Discussing the Soviet Union, which was among the most harshly criticized countries in the report, the Department pointed to "continuing restrictions placed on emigration leading to the reduction of Jewish emigration by more than half" in 1980 compared with 1979.
It noted "such human rights activists as Ida Nudel and Vladimir Slepak remain in exile" and the "detention" of Moscow monitoring group member Anatoly Shcharansky who is in a Siberian prison camp. Under the heading of "arbitrary arrest and imprisonment," the report referred to Yuri Fedorov, Oleski Mrzehnko and Yosif Mendelevich, and the remaining imprisoned members of the group convicted in Leningrad in 1970 for trying to seize an empty airline on the ground and fly out of the USSR.
Noting Soviet law "prohibits religious believers" from providing religious training to children, the report said: "There have been continuing reports of anti-Semitism as reflected in discrimination against Jews in access to higher education and the professions. Officially condoned, published attacks on Zionism, which appear only thinly to veil anti-Semitic feelings, also have aroused concern. Jews have been subjected to imprisonment for teaching Hebrew."
The report noted "application procedures for emigration are cumbersome and expensive" although the cost of an emigration passport to a "capitalist country" has been cut from 400 Rubles to 200 (about $310), those going to Israel pay 500 Rubles ($775) down from 800 Rubles in 1976.
"A delay is often used against potential emigrants," the report said. "Many Soviet Jews have waited unsuccessfully more than eight years for permission to leave" and "because in most cases those who apply to emigrate lose their jobs, they are exposed to the danger of being prosecuted as ‘parasites’."
Noting 21,000 Jews were allowed to emigrate in 1980 compared with 51,000, a record in 1979, the report said: "According to Jewish sources in the Soviet Union, the drop may be explained by the deterioration in East-West relations and Soviet fears of a Jewish ‘braindrain.’ Jewish sources estimate that there are still over 200,000 Jews holding letters of invitations from Israel, which are needed to apply to emigrate."
SITUATION IN RUMANIA
In its report on Rumania, the State Department said: "Rumania maintains a tight emigration policy and has strict limitations on political expression and religious activities outside of officially designated church buildings." Among recognized religious groups are the "Islamic and Jewish religions" and "people belonging to these recognized religions may attend religious services freely."
The report added, "There is no rabbinical seminary and the rabbis must be trained in foreign countries. The Communist Party advocates atheism and as a result, a Party member who attends religious services is unlikely to progress within the Party structure."
In another passage, the report said that "The Rumanian government discourages emigration and contends that a Rumanian does not have the right to move permanently from his native land." But the government’s policy allows for family reunification and for the emigration of Jews and ethnic Germans. "Largely due to emigration, the Jewish population of Rumania has declined from approximately 450,000 people at the close of World War II to about 35,000 today, according to records of the Rumanian Jewish community."
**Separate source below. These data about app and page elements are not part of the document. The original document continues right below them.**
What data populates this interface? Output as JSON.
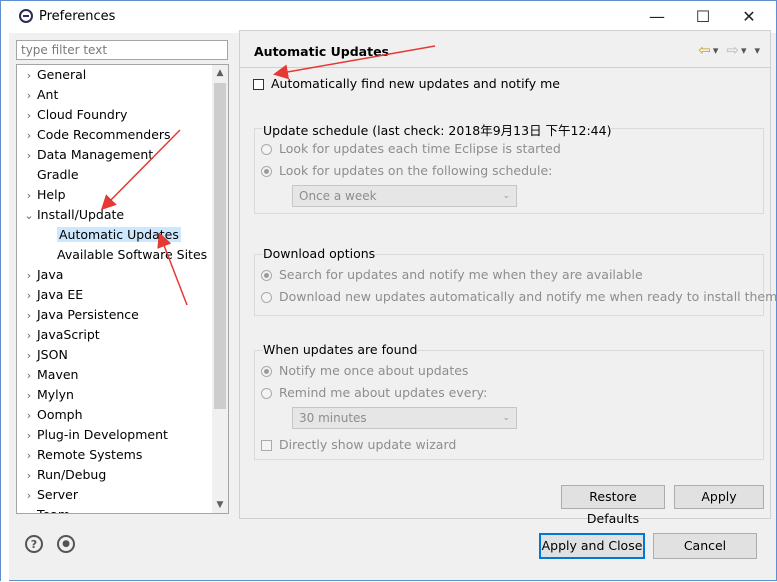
{
  "window": {
    "title": "Preferences",
    "minimize": "—",
    "maximize": "☐",
    "close": "✕"
  },
  "filter": {
    "placeholder": "type filter text"
  },
  "tree": {
    "items": [
      {
        "label": "General",
        "arrow": "›"
      },
      {
        "label": "Ant",
        "arrow": "›"
      },
      {
        "label": "Cloud Foundry",
        "arrow": "›"
      },
      {
        "label": "Code Recommenders",
        "arrow": "›"
      },
      {
        "label": "Data Management",
        "arrow": "›"
      },
      {
        "label": "Gradle",
        "arrow": ""
      },
      {
        "label": "Help",
        "arrow": "›"
      },
      {
        "label": "Install/Update",
        "arrow": "⌄"
      },
      {
        "label": "Automatic Updates",
        "arrow": ""
      },
      {
        "label": "Available Software Sites",
        "arrow": ""
      },
      {
        "label": "Java",
        "arrow": "›"
      },
      {
        "label": "Java EE",
        "arrow": "›"
      },
      {
        "label": "Java Persistence",
        "arrow": "›"
      },
      {
        "label": "JavaScript",
        "arrow": "›"
      },
      {
        "label": "JSON",
        "arrow": "›"
      },
      {
        "label": "Maven",
        "arrow": "›"
      },
      {
        "label": "Mylyn",
        "arrow": "›"
      },
      {
        "label": "Oomph",
        "arrow": "›"
      },
      {
        "label": "Plug-in Development",
        "arrow": "›"
      },
      {
        "label": "Remote Systems",
        "arrow": "›"
      },
      {
        "label": "Run/Debug",
        "arrow": "›"
      },
      {
        "label": "Server",
        "arrow": "›"
      },
      {
        "label": "Team",
        "arrow": "›"
      }
    ],
    "selected": "Automatic Updates"
  },
  "page": {
    "title": "Automatic Updates",
    "auto_find": {
      "label": "Automatically find new updates and notify me",
      "checked": false
    },
    "schedule": {
      "title": "Update schedule (last check: 2018年9月13日 下午12:44)",
      "option1": "Look for updates each time Eclipse is started",
      "option2": "Look for updates on the following schedule:",
      "selected_option": 2,
      "frequency": "Once a week"
    },
    "download": {
      "title": "Download options",
      "option1": "Search for updates and notify me when they are available",
      "option2": "Download new updates automatically and notify me when ready to install them",
      "selected_option": 1
    },
    "found": {
      "title": "When updates are found",
      "option1": "Notify me once about updates",
      "option2": "Remind me about updates every:",
      "selected_option": 1,
      "interval": "30 minutes",
      "wizard": "Directly show update wizard",
      "wizard_checked": false
    }
  },
  "buttons": {
    "restore_defaults": "Restore Defaults",
    "apply": "Apply",
    "apply_and_close": "Apply and Close",
    "cancel": "Cancel"
  },
  "footer": {
    "help_icon": "?",
    "import_export_icon": "●"
  },
  "colors": {
    "selection": "#cce8ff",
    "accent": "#0078d7",
    "annotation_arrow": "#e53935"
  }
}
REPORT ON IRAQ
In its report on Iraq, the State Department said "The size of the Jewish community in Iraq is believed to number fewer than 300, composed mainly of older people. The extent of their community’s religious activity is not known." In another context, the report said that the Iraqi government "pursues a policy aimed at assimilating its various ethnic and religious groups, including the Jewish minority."
A report on Iran was not included, the Senate Foreign Relations Committee said, "because sensitive negotiations for the release of the American hostages from Iran were underway at the time these reports were submitted." It added that the State Department will submit a report on Iran "shortly."
With respect to East Germany, the report said "The very small Jewish community receives government financial support for its activities, including the building and maintenance of synagogues and the maintenance of an old aged home. There are no Jewish schools and no resident rabbi."